The Importance of Making Mistakes

Recently I attended a memorial service for someone who had become, for me, both a friend and an inspiration.  Dr. William Lipscomb received the 1976 Nobel Prize in chemistry for “studies that were the first to explain the chemistry of the element boron and, in particular, those exotic combinations of boron and hydrogen called boranes” (Thomas H. Maugh II, Los Angeles Times).  I knew him as Bill — my special laureate in the annual Ig Nobel Award ceremony where I perform on stage as a “minor domo.”

Bill was, without question, a superb scientist — he won his Nobel Prize alone, not as part of a team, which is quite rare — and a gifted teacher; two of his students went on to win their own Nobels.  His musical abilities were notable; he played the clarinet with the skill of a professional.  Above all, Bill was a great humanist and a very wise man.  At his memorial service, among the accolades and fond recollections, one story, told by a former graduate student, took me by surprise.

Eric Gouaux talked about his years of studying with “the Colonel,” as Bill, channeling his Kentucky roots, was affectionately known.  Gouaux recalled talking with Bill about his decision to study chemistry.  Why chemistry?  Bill replied that once he decided to follow his science bliss, rather than pursue a career as a clarinetist, he figured he would take up physics.  “But then,” Bill said, “I discovered that I couldn’t make mistakes fast enough in physics.”

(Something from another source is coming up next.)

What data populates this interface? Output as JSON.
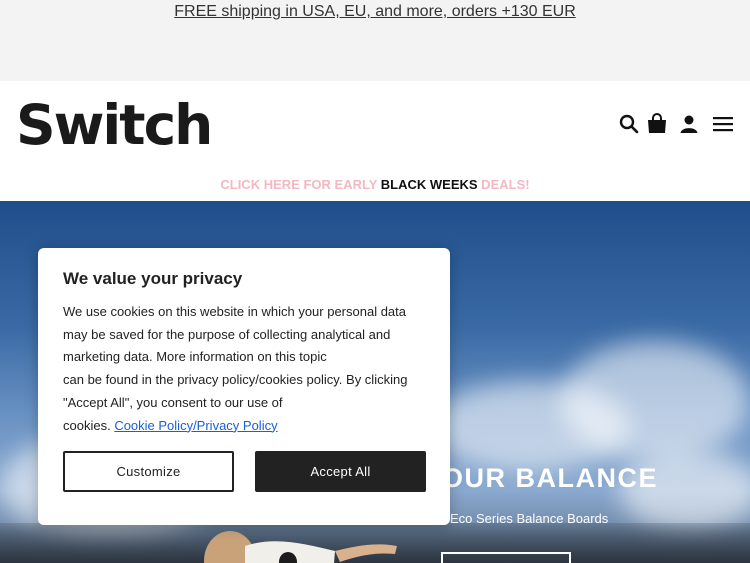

He couldn’t make mistakes fast enough in physics.  But he was able make mistakes fast enough in chemistry, so chemistry it was.

Neither our educational system nor our culture values mistakes.  Take politics.  Apparently politicians of acceptable “character” are born, not made.  For a politician to admit that, as a youth,  s/he [experimented with drugs] [protested a war] [tried same-gender sex] [you name it] is career suicide.  Unless, of course, that person found God and was cleansed of all youthful indiscretions.

In our society, we tend to view mistakes as indicative of weakness rather than the invaluable, irreplaceable learning tool that they are.  We discount what it means to be willing to make mistakes — to take a risk, have the courage to try something that might not work and the integrity to accept the consequences.  And we ignore that the best measure of character is the ability to accept and absorb the lessons that mistakes have to offer and, in that fertile context, grow and, when we’re lucky, transcend our limitations.

The Colonel’s advice to Gouaux: Make as many mistakes as you can but make them fast.  Learn from them and move on.

Taking that advice to heart, supporting the kind of energetic engagement with the world that might result in honest, gutsy mistakes … would that be wrong?




.about a year ago

I know this is quality based blogs along with other stuff.
uk essay

Silvestr Vetchinin

Good judgment comes from experience.
Experience, well, That comes from poor judgment.

Laura T.
Laura T.6 years ago

The school system should change the grading system to include thenpossibility of making mistakes thatbare pArt of any exploration

Dianne Robertson
Dianne R6 years ago

We ALL make mistakes. The smartest among us LEARN from them.

june t.
reft h6 years ago

we've all made mistakes. We also need to remember to be kind to others who make mistakes. We can learn from each other that way.

Rodney Paige
Rodney Paige6 years ago

Every single human being on this earth is messing up to do it right. Whatever messing up is, and whatever doing it right is, we're ALL doing it. We're ALL perfect in our imperfection.

Debbie L.
Debbie Lim6 years ago

This is a great advice. No wonder he became such a wonderful person. Like they say, you gotta learn from your mistakes. :)

Christine Stewart

If you make a mistake and own up to it, and learn from it- that's life. If you lie about it, and repeat the same mistakes over and over- you have a character flaw!

Richard Zane Smith

one of the few articles i've read on care2 where no one is arguing in the comments!
ALL seem to have similar experiences and sentiments in this one.
though not always the funnest teacher, Ms.Stakes lessons
will be remembered more than those of Hyme Right

Phil w.
Phil w6 years ago

oops !!!!
not a word you want to here when your having surgery
but you'd be surprised how often it's uttered.
mistakes are important - we all make them - then we learn.